The conference session on the SWP’s industrial work saw an important discussion over how to mobilise resistance in the unions.
A wide range of activists from both public and private sector workplaces spoke of the rage at the government’s attacks.
Michael Bradley, an SWP industrial organiser, said, “If we’re right about the student protests—that they represent the beginning of a process—then we have to get ready for that.
“The 26 March TUC demonstration is a vital part of that. If you’re an SWP member you have to be identified as the fighter—the person who gives everyone else hope that we can take them on and win.”
Council workers from Birmingham and Barnet in London spoke of the importance of the TUC demonstration in giving confidence to workers to strike.
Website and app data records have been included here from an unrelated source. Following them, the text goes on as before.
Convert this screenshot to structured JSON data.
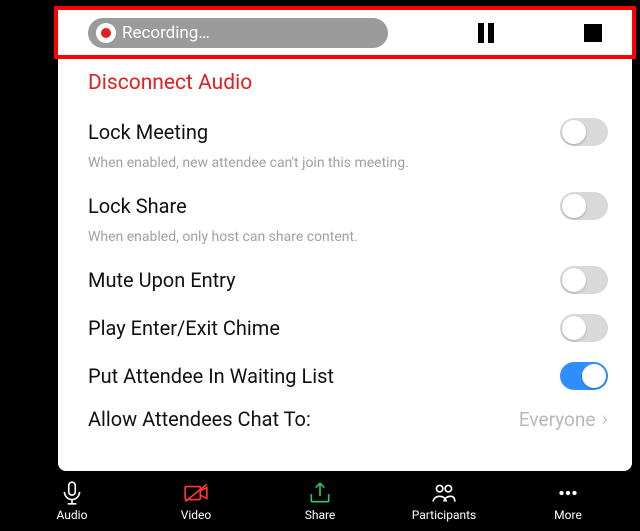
{
  "topbar": {
    "recording_label": "Recording…"
  },
  "panel": {
    "disconnect": "Disconnect Audio",
    "lock_meeting": {
      "title": "Lock Meeting",
      "desc": "When enabled, new attendee can't join this meeting."
    },
    "lock_share": {
      "title": "Lock Share",
      "desc": "When enabled, only host can share content."
    },
    "mute_entry": {
      "title": "Mute Upon Entry"
    },
    "chime": {
      "title": "Play Enter/Exit Chime"
    },
    "waiting": {
      "title": "Put Attendee In Waiting List"
    },
    "chat": {
      "title": "Allow Attendees Chat To:",
      "value": "Everyone"
    }
  },
  "toolbar": {
    "audio": "Audio",
    "video": "Video",
    "share": "Share",
    "participants": "Participants",
    "more": "More"
  }
}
A health worker reported that Unison in the north west has booked three trains to the protest, and that two are full.
Unison is asking every branch to put on coaches, saying that they want 20,000 union members from the region on the march.
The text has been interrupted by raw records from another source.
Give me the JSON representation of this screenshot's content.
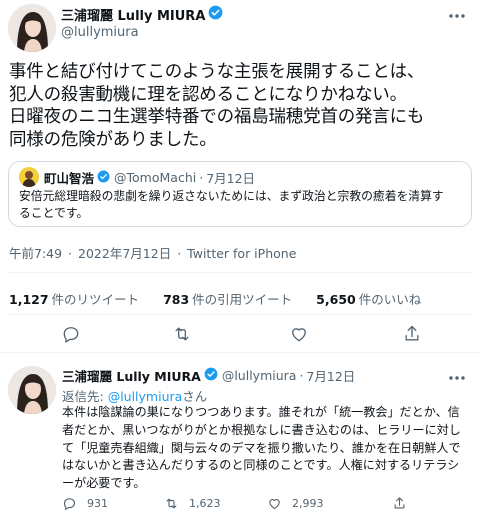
{
  "colors": {
    "accent": "#1d9bf0",
    "muted": "#536471",
    "text": "#0f1419",
    "border": "#cfd9de"
  },
  "main_tweet": {
    "author": {
      "display_name": "三浦瑠麗 Lully MIURA",
      "handle": "@lullymiura",
      "verified_icon": "verified-badge-icon"
    },
    "text_lines": [
      "事件と結び付けてこのような主張を展開することは、",
      "犯人の殺害動機に理を認めることになりかねない。",
      "日曜夜のニコ生選挙特番での福島瑞穂党首の発言にも",
      "同様の危険がありました。"
    ],
    "quoted_tweet": {
      "display_name": "町山智浩",
      "verified_icon": "verified-badge-icon",
      "handle": "@TomoMachi",
      "separator": "·",
      "date": "7月12日",
      "text_lines": [
        "安倍元総理暗殺の悲劇を繰り返さないためには、まず政治と宗教の癒着を清算す",
        "ることです。"
      ]
    },
    "meta": {
      "time": "午前7:49",
      "sep": "·",
      "date": "2022年7月12日",
      "source": "Twitter for iPhone"
    },
    "stats": {
      "retweets_count": "1,127",
      "retweets_label": "件のリツイート",
      "quotes_count": "783",
      "quotes_label": "件の引用ツイート",
      "likes_count": "5,650",
      "likes_label": "件のいいね"
    },
    "actions": [
      "reply-icon",
      "retweet-icon",
      "like-icon",
      "share-icon"
    ]
  },
  "reply_tweet": {
    "author": {
      "display_name": "三浦瑠麗 Lully MIURA",
      "handle": "@lullymiura",
      "separator": "·",
      "date": "7月12日"
    },
    "replying_prefix": "返信先: ",
    "replying_handle": "@lullymiura",
    "replying_suffix": "さん",
    "text_lines": [
      "本件は陰謀論の巣になりつつあります。誰それが「統一教会」だとか、信",
      "者だとか、黒いつながりがとか根拠なしに書き込むのは、ヒラリーに対し",
      "て「児童売春組織」関与云々のデマを振り撒いたり、誰かを在日朝鮮人で",
      "はないかと書き込んだりするのと同様のことです。人権に対するリテラシ",
      "ーが必要です。"
    ],
    "counts": {
      "replies": "931",
      "retweets": "1,623",
      "likes": "2,993"
    }
  }
}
Health and postal workers spoke about the urgent need for a fight against privatisation.
Jess, a teacher in south London, said, “The increased level of anger at the coalition means there can be a raising in the tension between those who look purely to a broad left electoral strategy and those who look to rank and file activity.”
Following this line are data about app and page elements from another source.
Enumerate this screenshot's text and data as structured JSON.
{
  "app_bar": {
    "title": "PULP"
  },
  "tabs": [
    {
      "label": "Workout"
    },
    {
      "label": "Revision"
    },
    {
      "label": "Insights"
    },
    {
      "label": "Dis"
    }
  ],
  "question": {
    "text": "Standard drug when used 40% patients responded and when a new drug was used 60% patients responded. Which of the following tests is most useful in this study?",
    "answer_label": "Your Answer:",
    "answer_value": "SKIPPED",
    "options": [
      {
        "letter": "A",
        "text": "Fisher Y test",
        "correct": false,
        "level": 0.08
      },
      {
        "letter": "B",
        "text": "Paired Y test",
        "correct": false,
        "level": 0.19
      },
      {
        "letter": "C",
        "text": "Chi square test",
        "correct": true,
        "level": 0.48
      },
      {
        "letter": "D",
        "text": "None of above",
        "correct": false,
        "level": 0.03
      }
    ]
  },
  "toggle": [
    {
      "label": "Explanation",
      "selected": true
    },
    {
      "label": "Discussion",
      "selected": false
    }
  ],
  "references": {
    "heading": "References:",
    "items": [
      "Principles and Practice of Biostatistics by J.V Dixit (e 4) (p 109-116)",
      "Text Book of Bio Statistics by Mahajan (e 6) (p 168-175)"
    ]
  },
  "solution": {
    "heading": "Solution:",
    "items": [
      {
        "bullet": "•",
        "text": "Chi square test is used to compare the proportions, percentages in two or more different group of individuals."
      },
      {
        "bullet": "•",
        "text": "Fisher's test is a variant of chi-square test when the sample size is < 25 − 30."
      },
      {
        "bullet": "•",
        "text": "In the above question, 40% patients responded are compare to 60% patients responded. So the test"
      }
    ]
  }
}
A London firefighter spoke about their recent strike. He told how the depth of militancy grew in the dispute but noted, “due to the lack of effective rank and file organisation, we were starting from scratch to build a counterweight to the union leaders.”
One Unite activist said that the Jerry Hicks election campaign for Unite union general secretary meant that “the union leadership are looking over their left shoulder, not their right”.
A motion was passed urging the widest possible mobilisation to build the TUC demonstration and push for coordinated strikes.
A motion reiterating the importance of socialists not taking up any position where they can hire and fire other workers, and when they should take positions in unions, also passed.
A litany of farce and failures